To do :: Return the data below unchanged, without images.

Start of Dataset records

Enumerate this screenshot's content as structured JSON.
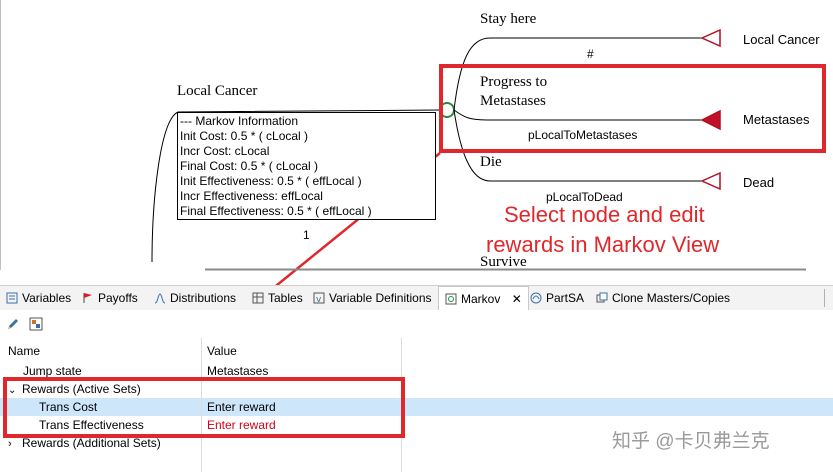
{
  "tree": {
    "parent_node_label": "Local Cancer",
    "markov_info": {
      "header": "--- Markov Information",
      "lines": [
        "Init Cost: 0.5 * ( cLocal )",
        "Incr Cost: cLocal",
        "Final Cost: 0.5 * ( cLocal )",
        "Init Effectiveness: 0.5 * ( effLocal )",
        "Incr Effectiveness: effLocal",
        "Final Effectiveness: 0.5 * ( effLocal )"
      ]
    },
    "branch_number": "1",
    "branches": [
      {
        "label": "Stay here",
        "prob": "#",
        "terminal": "Local Cancer"
      },
      {
        "label": "Progress to\nMetastases",
        "prob": "pLocalToMetastases",
        "terminal": "Metastases"
      },
      {
        "label": "Die",
        "prob": "pLocalToDead",
        "terminal": "Dead"
      }
    ],
    "partial_label": "Survive"
  },
  "annotation": {
    "line1": "Select node and edit",
    "line2": "rewards in Markov View",
    "color": "#e0282c"
  },
  "tabs": [
    {
      "label": "Variables",
      "icon": "variables-icon"
    },
    {
      "label": "Payoffs",
      "icon": "payoffs-icon"
    },
    {
      "label": "Distributions",
      "icon": "distributions-icon"
    },
    {
      "label": "Tables",
      "icon": "tables-icon"
    },
    {
      "label": "Variable Definitions",
      "icon": "variable-definitions-icon"
    },
    {
      "label": "Markov",
      "icon": "markov-icon",
      "active": true
    },
    {
      "label": "PartSA",
      "icon": "partsa-icon"
    },
    {
      "label": "Clone Masters/Copies",
      "icon": "clone-masters-icon"
    }
  ],
  "properties": {
    "header_name": "Name",
    "header_value": "Value",
    "rows": [
      {
        "name": "Jump state",
        "value": "Metastases"
      },
      {
        "name": "Rewards (Active Sets)",
        "value": "",
        "expanded": true
      },
      {
        "name": "Trans Cost",
        "value": "Enter reward",
        "selected": true
      },
      {
        "name": "Trans Effectiveness",
        "value": "Enter reward",
        "value_color": "#d0021b"
      },
      {
        "name": "Rewards (Additional Sets)",
        "value": "",
        "expanded": false
      }
    ]
  },
  "watermark": "知乎 @卡贝弗兰克"
}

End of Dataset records

Result of this task ::
Enumerate this screenshot's content as structured JSON.
{
  "tree": {
    "parent_node_label": "Local Cancer",
    "markov_info": {
      "header": "--- Markov Information",
      "lines": [
        "Init Cost: 0.5 * ( cLocal )",
        "Incr Cost: cLocal",
        "Final Cost: 0.5 * ( cLocal )",
        "Init Effectiveness: 0.5 * ( effLocal )",
        "Incr Effectiveness: effLocal",
        "Final Effectiveness: 0.5 * ( effLocal )"
      ]
    },
    "branch_number": "1",
    "branches": [
      {
        "label": "Stay here",
        "prob": "#",
        "terminal": "Local Cancer"
      },
      {
        "label": "Progress to\nMetastases",
        "prob": "pLocalToMetastases",
        "terminal": "Metastases"
      },
      {
        "label": "Die",
        "prob": "pLocalToDead",
        "terminal": "Dead"
      }
    ],
    "partial_label": "Survive"
  },
  "annotation": {
    "line1": "Select node and edit",
    "line2": "rewards in Markov View",
    "color": "#e0282c"
  },
  "tabs": [
    {
      "label": "Variables",
      "icon": "variables-icon"
    },
    {
      "label": "Payoffs",
      "icon": "payoffs-icon"
    },
    {
      "label": "Distributions",
      "icon": "distributions-icon"
    },
    {
      "label": "Tables",
      "icon": "tables-icon"
    },
    {
      "label": "Variable Definitions",
      "icon": "variable-definitions-icon"
    },
    {
      "label": "Markov",
      "icon": "markov-icon",
      "active": true
    },
    {
      "label": "PartSA",
      "icon": "partsa-icon"
    },
    {
      "label": "Clone Masters/Copies",
      "icon": "clone-masters-icon"
    }
  ],
  "properties": {
    "header_name": "Name",
    "header_value": "Value",
    "rows": [
      {
        "name": "Jump state",
        "value": "Metastases"
      },
      {
        "name": "Rewards (Active Sets)",
        "value": "",
        "expanded": true
      },
      {
        "name": "Trans Cost",
        "value": "Enter reward",
        "selected": true
      },
      {
        "name": "Trans Effectiveness",
        "value": "Enter reward",
        "value_color": "#d0021b"
      },
      {
        "name": "Rewards (Additional Sets)",
        "value": "",
        "expanded": false
      }
    ]
  },
  "watermark": "知乎 @卡贝弗兰克"
}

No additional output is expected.